Corporations are managed by a board of directors and their designated officers, except for the authority reserved to the shareholders meeting. Board members are appointed at the shareholders meeting in a single election, during which shareholders may accumulate their votes in favour of a single person or distribute them among different persons. Those who obtain the highest number of votes are elected as directors. The minimum percentage of shares required to elect a director generally depends on the number of members of the board of directors. In the case of an open corporation, at least five board members are required.

According to the Corporation Act, the meeting of the board of directors of a corporation shall take place with at least the majority of the directors in office. Resolutions shall be adopted with the majority of directors attending the meeting. In the event of a deadlock, the director chairing the meeting shall have the casting vote.

Each shareholder is entitled to request sufficient, reliable and timely information from the directors in respect of the legal and financial affairs of the company. The directors shall be jointly and severally liable to the company, the shareholders and to third parties for damages caused by non-compliance with the Corporation Act.

The board of directors annually submits the following for the approval of shareholders:

  • the balance sheet;
  • the profit and loss statement;
  • the auditors' report; and
  • a report containing a substantiated analysis in respect of the company for the last fiscal year.

In the case of open corporations, the latter report includes a summary of comments and proposals related to the progress of the company's business by holders of 10% or more of the issued and outstanding voting shares. These shareholders are also entitled to request that the board of directors summons the shareholders to a regular or special meeting, provided that they indicate the matters to be submitted for shareholder approval. The meeting should take place within 30 days of the request.

The quorum for a shareholders meeting shall be the absolute majority of the issued voting shares. However, if a second meeting must be convened due to lack of quorum, it shall take place with any of the holders of voting shares in issue who attend. Resolutions at a regular shareholders meeting (to be held annually within four months following the end of each fiscal year) shall be adopted by the absolute majority of the attending shareholders.

Resolutions for the following may be adopted only at special shareholder meetings.

  • issuing securities that are exchangeable for the company's shares;
  • selling the company's assets and liabilities;
  • creating a surety or lien to secure obligations of third parties other than the company's subsidiaries;
  • dissolving the company;
  • converting, dividing, merging or consolidating the company;
  • approving equity capital contributions other than cash contributions; and
  • amending any of the company bylaws.

Resolutions shall be adopted by the absolute majority of the attending shareholders, except where the law requires a higher quorum. The act requires a quorum of at least two-thirds of the voting shares in issue of a corporation for matters listed in Article 67, namely:

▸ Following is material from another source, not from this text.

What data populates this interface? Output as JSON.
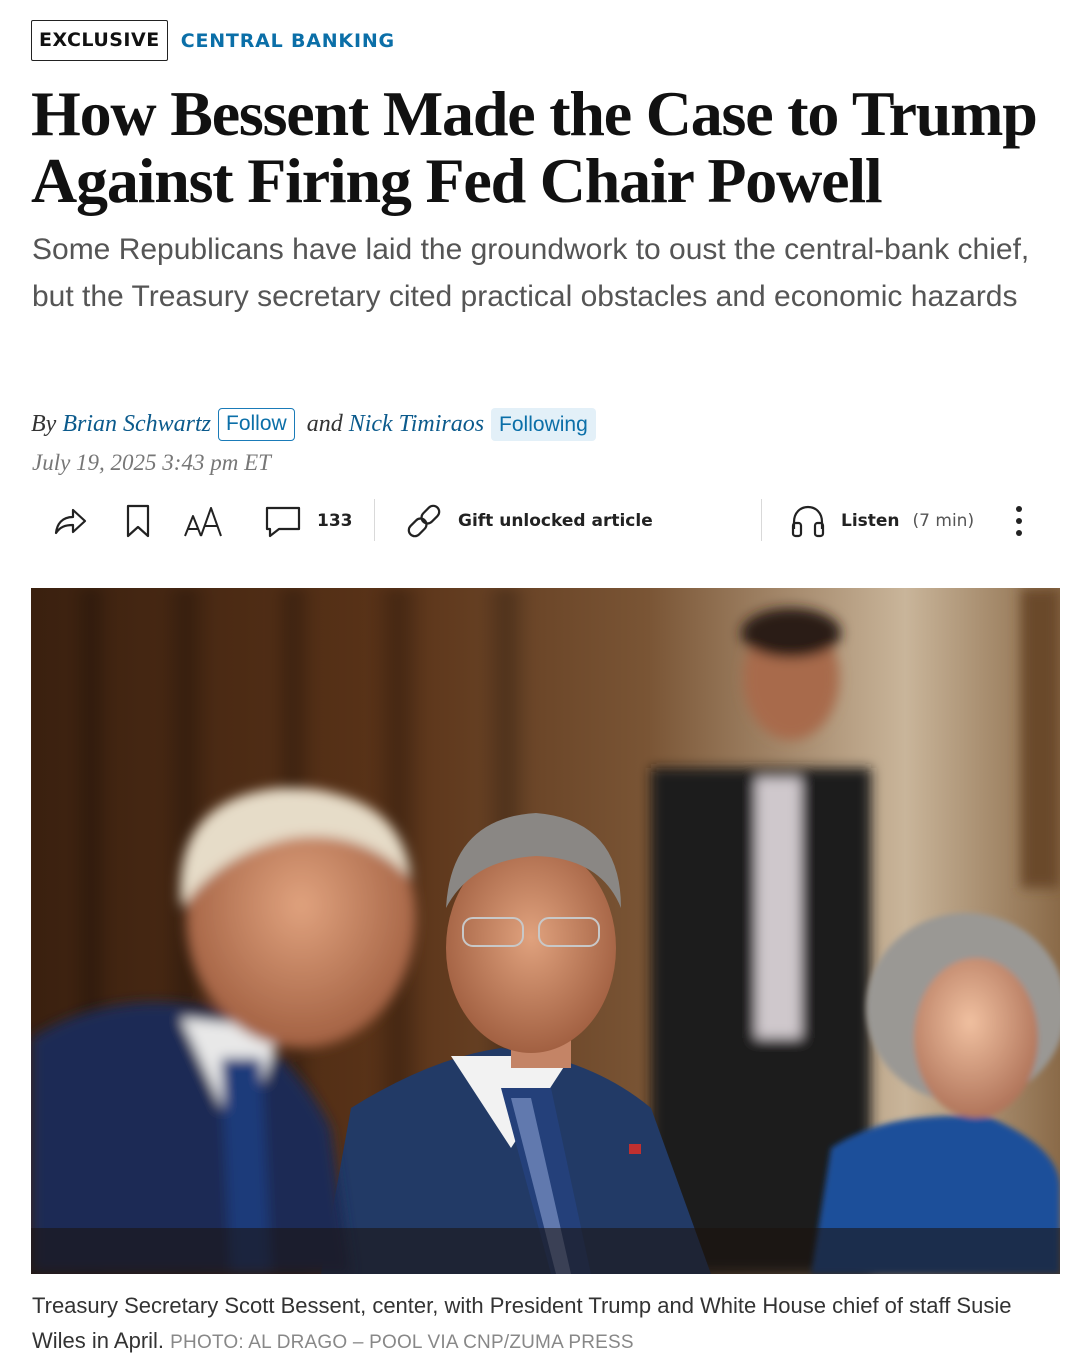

  • the conversion, division, merger or consolidation of the company;
  • any amendment to the life term of the company;
  • the dissolution of the company;
  • any changes to the company domicile;
  • the reduction of the equity capital;
  • the approval of equity capital contributions other than cash contributions;
  • any change of the authority vested on the shareholders meeting or limitations imposed on the authority of the board of directors;
  • the reduction of the number of board members;
  • the sale of the assets and liabilities of the company;
  • a change in the manner in which profits or other benefits are distributed; and
  • any other matters contained in the company bylaws.

In closed companies, shareholders who dissent from certain major transactions have the right to be bought out at book value. In open companies, the right to be bought out shall be exercised at market value. The transactions that give rise to this appraisal right are:

  • the conversion, merger or consolidation of the company;
  • the sale of the assets and liabilities of the company;
  • the creation of preferences, or the increase or reduction of preferences already given, provided that only the holders of the preferred stock affected by the adopted resolution may be bought out by the company; and
  • any other transaction contained in the company bylaws.

Finally, a corporation may distribute at least 30% of the net profits of the company as dividends for the fiscal year without the consent of all shareholders, provided that there are no accumulated losses.

For further information on this topic please contact Eduardo Puigrredon at Claro y Cia by telephone (+56 2367 3000) or by fax (+56 2206 3000) or by e-mail ([email protected]).

The materials contained on this web site are for general information purposes only and are subject to the disclaimer.